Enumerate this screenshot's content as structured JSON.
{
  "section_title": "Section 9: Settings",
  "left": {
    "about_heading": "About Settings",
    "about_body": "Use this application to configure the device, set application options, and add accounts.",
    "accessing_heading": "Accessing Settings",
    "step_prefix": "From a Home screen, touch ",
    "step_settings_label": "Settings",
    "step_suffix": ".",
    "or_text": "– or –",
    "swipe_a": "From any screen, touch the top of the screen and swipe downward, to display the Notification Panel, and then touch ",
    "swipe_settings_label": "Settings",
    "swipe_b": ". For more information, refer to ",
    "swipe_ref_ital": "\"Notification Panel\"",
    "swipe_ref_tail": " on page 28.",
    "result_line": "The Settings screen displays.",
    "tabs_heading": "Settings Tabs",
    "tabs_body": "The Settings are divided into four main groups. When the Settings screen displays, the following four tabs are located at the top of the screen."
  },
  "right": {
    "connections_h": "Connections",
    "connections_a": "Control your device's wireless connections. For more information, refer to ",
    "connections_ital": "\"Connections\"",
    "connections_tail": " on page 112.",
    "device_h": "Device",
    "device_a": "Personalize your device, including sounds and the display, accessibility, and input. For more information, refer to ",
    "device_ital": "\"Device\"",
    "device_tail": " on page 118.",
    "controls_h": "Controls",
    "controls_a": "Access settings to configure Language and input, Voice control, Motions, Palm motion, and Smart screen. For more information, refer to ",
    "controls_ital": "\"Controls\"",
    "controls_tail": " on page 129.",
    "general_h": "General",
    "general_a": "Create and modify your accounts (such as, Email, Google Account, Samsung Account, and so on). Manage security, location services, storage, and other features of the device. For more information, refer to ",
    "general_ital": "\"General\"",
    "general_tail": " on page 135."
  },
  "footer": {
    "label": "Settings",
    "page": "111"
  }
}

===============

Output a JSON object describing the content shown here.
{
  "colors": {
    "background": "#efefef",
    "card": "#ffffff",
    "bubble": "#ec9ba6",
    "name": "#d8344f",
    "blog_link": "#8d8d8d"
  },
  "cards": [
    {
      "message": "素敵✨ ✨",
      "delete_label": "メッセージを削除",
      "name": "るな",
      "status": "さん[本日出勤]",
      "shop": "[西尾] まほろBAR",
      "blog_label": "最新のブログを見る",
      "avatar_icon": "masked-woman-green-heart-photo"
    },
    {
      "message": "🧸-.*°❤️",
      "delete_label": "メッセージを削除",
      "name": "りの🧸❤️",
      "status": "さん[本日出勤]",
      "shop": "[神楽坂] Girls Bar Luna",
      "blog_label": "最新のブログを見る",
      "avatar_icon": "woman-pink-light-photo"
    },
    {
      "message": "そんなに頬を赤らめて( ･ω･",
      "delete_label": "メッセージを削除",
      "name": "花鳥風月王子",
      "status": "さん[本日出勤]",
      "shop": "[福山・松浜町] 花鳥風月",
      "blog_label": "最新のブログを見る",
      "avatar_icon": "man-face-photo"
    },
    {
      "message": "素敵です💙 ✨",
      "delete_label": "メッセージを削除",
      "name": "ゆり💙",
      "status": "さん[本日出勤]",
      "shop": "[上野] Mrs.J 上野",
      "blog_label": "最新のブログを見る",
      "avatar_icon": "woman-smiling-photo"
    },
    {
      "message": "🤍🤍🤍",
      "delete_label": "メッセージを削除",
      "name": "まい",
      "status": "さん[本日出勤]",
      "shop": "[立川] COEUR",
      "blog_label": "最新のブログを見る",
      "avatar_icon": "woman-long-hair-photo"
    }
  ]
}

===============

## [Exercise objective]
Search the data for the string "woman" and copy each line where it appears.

## [Solution to the problem]
      "avatar_icon": "masked-woman-green-heart-photo"
      "avatar_icon": "woman-pink-light-photo"
      "avatar_icon": "woman-smiling-photo"
      "avatar_icon": "woman-long-hair-photo"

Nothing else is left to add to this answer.